Try it: All of the records are to be reproduced exactly.

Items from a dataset

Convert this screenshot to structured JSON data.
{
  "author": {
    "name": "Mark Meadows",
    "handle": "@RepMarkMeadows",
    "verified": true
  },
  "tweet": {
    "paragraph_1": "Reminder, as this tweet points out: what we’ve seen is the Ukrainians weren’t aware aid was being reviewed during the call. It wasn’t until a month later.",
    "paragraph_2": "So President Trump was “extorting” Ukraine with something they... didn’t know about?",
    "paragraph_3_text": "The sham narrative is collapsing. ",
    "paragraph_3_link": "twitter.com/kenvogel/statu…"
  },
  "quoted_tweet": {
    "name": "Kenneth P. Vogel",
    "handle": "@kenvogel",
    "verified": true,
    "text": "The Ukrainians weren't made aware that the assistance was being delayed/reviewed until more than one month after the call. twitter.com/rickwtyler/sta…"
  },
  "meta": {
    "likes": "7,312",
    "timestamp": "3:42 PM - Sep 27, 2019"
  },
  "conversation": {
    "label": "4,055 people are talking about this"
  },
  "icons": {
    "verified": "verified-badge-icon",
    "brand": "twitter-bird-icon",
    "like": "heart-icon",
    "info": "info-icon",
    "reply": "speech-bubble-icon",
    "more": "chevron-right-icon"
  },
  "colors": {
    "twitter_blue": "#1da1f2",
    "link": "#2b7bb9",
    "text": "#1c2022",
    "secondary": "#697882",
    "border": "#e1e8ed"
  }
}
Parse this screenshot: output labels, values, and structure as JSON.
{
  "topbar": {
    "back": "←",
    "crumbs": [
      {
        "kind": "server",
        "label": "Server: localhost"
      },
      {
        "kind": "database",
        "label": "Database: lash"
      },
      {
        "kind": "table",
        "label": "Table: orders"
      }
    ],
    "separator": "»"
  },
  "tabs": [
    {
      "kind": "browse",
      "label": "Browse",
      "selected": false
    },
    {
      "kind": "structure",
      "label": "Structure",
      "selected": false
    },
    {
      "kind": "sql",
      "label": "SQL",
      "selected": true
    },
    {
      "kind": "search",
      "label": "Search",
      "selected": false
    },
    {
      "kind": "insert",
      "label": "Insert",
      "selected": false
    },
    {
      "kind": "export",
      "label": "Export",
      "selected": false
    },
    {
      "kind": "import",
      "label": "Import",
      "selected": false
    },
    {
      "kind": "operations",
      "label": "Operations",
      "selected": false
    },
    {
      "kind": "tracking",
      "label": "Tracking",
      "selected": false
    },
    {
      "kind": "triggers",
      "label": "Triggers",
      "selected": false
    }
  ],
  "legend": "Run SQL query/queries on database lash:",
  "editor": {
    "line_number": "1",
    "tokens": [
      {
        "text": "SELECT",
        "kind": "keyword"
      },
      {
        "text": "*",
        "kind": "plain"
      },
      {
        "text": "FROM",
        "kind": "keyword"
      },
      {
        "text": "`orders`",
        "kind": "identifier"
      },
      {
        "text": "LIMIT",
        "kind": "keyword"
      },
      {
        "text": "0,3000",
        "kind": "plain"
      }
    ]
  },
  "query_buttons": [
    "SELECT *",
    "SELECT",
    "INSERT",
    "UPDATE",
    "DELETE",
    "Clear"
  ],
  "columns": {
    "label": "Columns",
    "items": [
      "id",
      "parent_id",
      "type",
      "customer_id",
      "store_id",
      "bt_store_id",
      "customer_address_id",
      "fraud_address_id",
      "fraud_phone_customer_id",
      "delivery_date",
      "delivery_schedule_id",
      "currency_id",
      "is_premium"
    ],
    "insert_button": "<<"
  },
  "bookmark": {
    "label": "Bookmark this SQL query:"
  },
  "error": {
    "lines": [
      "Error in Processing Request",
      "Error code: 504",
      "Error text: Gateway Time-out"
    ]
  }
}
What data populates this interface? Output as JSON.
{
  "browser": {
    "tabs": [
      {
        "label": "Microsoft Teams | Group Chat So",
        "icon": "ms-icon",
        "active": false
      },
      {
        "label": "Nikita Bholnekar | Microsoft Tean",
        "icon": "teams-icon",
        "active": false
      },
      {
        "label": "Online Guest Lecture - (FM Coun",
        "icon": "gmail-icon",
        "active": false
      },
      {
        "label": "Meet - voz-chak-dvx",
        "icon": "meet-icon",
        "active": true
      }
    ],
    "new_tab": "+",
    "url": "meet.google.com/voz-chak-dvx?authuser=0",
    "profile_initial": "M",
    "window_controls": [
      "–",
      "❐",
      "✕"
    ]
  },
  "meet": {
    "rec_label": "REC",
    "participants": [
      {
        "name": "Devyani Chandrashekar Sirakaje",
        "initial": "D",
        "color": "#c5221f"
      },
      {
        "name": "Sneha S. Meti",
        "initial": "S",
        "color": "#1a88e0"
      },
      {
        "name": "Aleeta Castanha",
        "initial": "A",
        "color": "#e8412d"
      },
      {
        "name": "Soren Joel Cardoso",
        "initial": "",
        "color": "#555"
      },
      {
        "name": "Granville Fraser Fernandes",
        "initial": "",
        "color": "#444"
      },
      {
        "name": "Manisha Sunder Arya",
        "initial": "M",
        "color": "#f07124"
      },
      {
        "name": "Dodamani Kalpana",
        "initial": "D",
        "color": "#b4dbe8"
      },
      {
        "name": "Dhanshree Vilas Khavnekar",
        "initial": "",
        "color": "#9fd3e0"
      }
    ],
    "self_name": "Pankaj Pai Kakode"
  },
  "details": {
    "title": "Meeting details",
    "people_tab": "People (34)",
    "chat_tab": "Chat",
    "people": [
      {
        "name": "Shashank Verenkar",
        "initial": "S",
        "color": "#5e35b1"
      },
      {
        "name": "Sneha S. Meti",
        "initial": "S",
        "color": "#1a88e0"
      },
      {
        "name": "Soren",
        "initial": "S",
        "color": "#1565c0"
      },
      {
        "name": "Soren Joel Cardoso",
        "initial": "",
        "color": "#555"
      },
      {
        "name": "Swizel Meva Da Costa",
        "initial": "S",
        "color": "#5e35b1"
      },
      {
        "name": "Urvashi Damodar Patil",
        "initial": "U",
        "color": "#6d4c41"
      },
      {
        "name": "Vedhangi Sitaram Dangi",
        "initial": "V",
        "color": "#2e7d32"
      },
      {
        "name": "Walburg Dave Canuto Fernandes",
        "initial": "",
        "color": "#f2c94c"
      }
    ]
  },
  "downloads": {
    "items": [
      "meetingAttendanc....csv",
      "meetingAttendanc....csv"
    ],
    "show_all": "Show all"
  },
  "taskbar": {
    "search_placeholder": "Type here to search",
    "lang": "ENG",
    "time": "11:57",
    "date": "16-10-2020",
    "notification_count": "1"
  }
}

Result:
Convert this screenshot to structured JSON data.
{
  "author": {
    "name": "Mark Meadows",
    "handle": "@RepMarkMeadows",
    "verified": true
  },
  "tweet": {
    "paragraph_1": "Reminder, as this tweet points out: what we’ve seen is the Ukrainians weren’t aware aid was being reviewed during the call. It wasn’t until a month later.",
    "paragraph_2": "So President Trump was “extorting” Ukraine with something they... didn’t know about?",
    "paragraph_3_text": "The sham narrative is collapsing. ",
    "paragraph_3_link": "twitter.com/kenvogel/statu…"
  },
  "quoted_tweet": {
    "name": "Kenneth P. Vogel",
    "handle": "@kenvogel",
    "verified": true,
    "text": "The Ukrainians weren't made aware that the assistance was being delayed/reviewed until more than one month after the call. twitter.com/rickwtyler/sta…"
  },
  "meta": {
    "likes": "7,312",
    "timestamp": "3:42 PM - Sep 27, 2019"
  },
  "conversation": {
    "label": "4,055 people are talking about this"
  },
  "icons": {
    "verified": "verified-badge-icon",
    "brand": "twitter-bird-icon",
    "like": "heart-icon",
    "info": "info-icon",
    "reply": "speech-bubble-icon",
    "more": "chevron-right-icon"
  },
  "colors": {
    "twitter_blue": "#1da1f2",
    "link": "#2b7bb9",
    "text": "#1c2022",
    "secondary": "#697882",
    "border": "#e1e8ed"
  }
}
Parse this screenshot: output labels, values, and structure as JSON.
{
  "topbar": {
    "back": "←",
    "crumbs": [
      {
        "kind": "server",
        "label": "Server: localhost"
      },
      {
        "kind": "database",
        "label": "Database: lash"
      },
      {
        "kind": "table",
        "label": "Table: orders"
      }
    ],
    "separator": "»"
  },
  "tabs": [
    {
      "kind": "browse",
      "label": "Browse",
      "selected": false
    },
    {
      "kind": "structure",
      "label": "Structure",
      "selected": false
    },
    {
      "kind": "sql",
      "label": "SQL",
      "selected": true
    },
    {
      "kind": "search",
      "label": "Search",
      "selected": false
    },
    {
      "kind": "insert",
      "label": "Insert",
      "selected": false
    },
    {
      "kind": "export",
      "label": "Export",
      "selected": false
    },
    {
      "kind": "import",
      "label": "Import",
      "selected": false
    },
    {
      "kind": "operations",
      "label": "Operations",
      "selected": false
    },
    {
      "kind": "tracking",
      "label": "Tracking",
      "selected": false
    },
    {
      "kind": "triggers",
      "label": "Triggers",
      "selected": false
    }
  ],
  "legend": "Run SQL query/queries on database lash:",
  "editor": {
    "line_number": "1",
    "tokens": [
      {
        "text": "SELECT",
        "kind": "keyword"
      },
      {
        "text": "*",
        "kind": "plain"
      },
      {
        "text": "FROM",
        "kind": "keyword"
      },
      {
        "text": "`orders`",
        "kind": "identifier"
      },
      {
        "text": "LIMIT",
        "kind": "keyword"
      },
      {
        "text": "0,3000",
        "kind": "plain"
      }
    ]
  },
  "query_buttons": [
    "SELECT *",
    "SELECT",
    "INSERT",
    "UPDATE",
    "DELETE",
    "Clear"
  ],
  "columns": {
    "label": "Columns",
    "items": [
      "id",
      "parent_id",
      "type",
      "customer_id",
      "store_id",
      "bt_store_id",
      "customer_address_id",
      "fraud_address_id",
      "fraud_phone_customer_id",
      "delivery_date",
      "delivery_schedule_id",
      "currency_id",
      "is_premium"
    ],
    "insert_button": "<<"
  },
  "bookmark": {
    "label": "Bookmark this SQL query:"
  },
  "error": {
    "lines": [
      "Error in Processing Request",
      "Error code: 504",
      "Error text: Gateway Time-out"
    ]
  }
}
What data populates this interface? Output as JSON.
{
  "browser": {
    "tabs": [
      {
        "label": "Microsoft Teams | Group Chat So",
        "icon": "ms-icon",
        "active": false
      },
      {
        "label": "Nikita Bholnekar | Microsoft Tean",
        "icon": "teams-icon",
        "active": false
      },
      {
        "label": "Online Guest Lecture - (FM Coun",
        "icon": "gmail-icon",
        "active": false
      },
      {
        "label": "Meet - voz-chak-dvx",
        "icon": "meet-icon",
        "active": true
      }
    ],
    "new_tab": "+",
    "url": "meet.google.com/voz-chak-dvx?authuser=0",
    "profile_initial": "M",
    "window_controls": [
      "–",
      "❐",
      "✕"
    ]
  },
  "meet": {
    "rec_label": "REC",
    "participants": [
      {
        "name": "Devyani Chandrashekar Sirakaje",
        "initial": "D",
        "color": "#c5221f"
      },
      {
        "name": "Sneha S. Meti",
        "initial": "S",
        "color": "#1a88e0"
      },
      {
        "name": "Aleeta Castanha",
        "initial": "A",
        "color": "#e8412d"
      },
      {
        "name": "Soren Joel Cardoso",
        "initial": "",
        "color": "#555"
      },
      {
        "name": "Granville Fraser Fernandes",
        "initial": "",
        "color": "#444"
      },
      {
        "name": "Manisha Sunder Arya",
        "initial": "M",
        "color": "#f07124"
      },
      {
        "name": "Dodamani Kalpana",
        "initial": "D",
        "color": "#b4dbe8"
      },
      {
        "name": "Dhanshree Vilas Khavnekar",
        "initial": "",
        "color": "#9fd3e0"
      }
    ],
    "self_name": "Pankaj Pai Kakode"
  },
  "details": {
    "title": "Meeting details",
    "people_tab": "People (34)",
    "chat_tab": "Chat",
    "people": [
      {
        "name": "Shashank Verenkar",
        "initial": "S",
        "color": "#5e35b1"
      },
      {
        "name": "Sneha S. Meti",
        "initial": "S",
        "color": "#1a88e0"
      },
      {
        "name": "Soren",
        "initial": "S",
        "color": "#1565c0"
      },
      {
        "name": "Soren Joel Cardoso",
        "initial": "",
        "color": "#555"
      },
      {
        "name": "Swizel Meva Da Costa",
        "initial": "S",
        "color": "#5e35b1"
      },
      {
        "name": "Urvashi Damodar Patil",
        "initial": "U",
        "color": "#6d4c41"
      },
      {
        "name": "Vedhangi Sitaram Dangi",
        "initial": "V",
        "color": "#2e7d32"
      },
      {
        "name": "Walburg Dave Canuto Fernandes",
        "initial": "",
        "color": "#f2c94c"
      }
    ]
  },
  "downloads": {
    "items": [
      "meetingAttendanc....csv",
      "meetingAttendanc....csv"
    ],
    "show_all": "Show all"
  },
  "taskbar": {
    "search_placeholder": "Type here to search",
    "lang": "ENG",
    "time": "11:57",
    "date": "16-10-2020",
    "notification_count": "1"
  }
}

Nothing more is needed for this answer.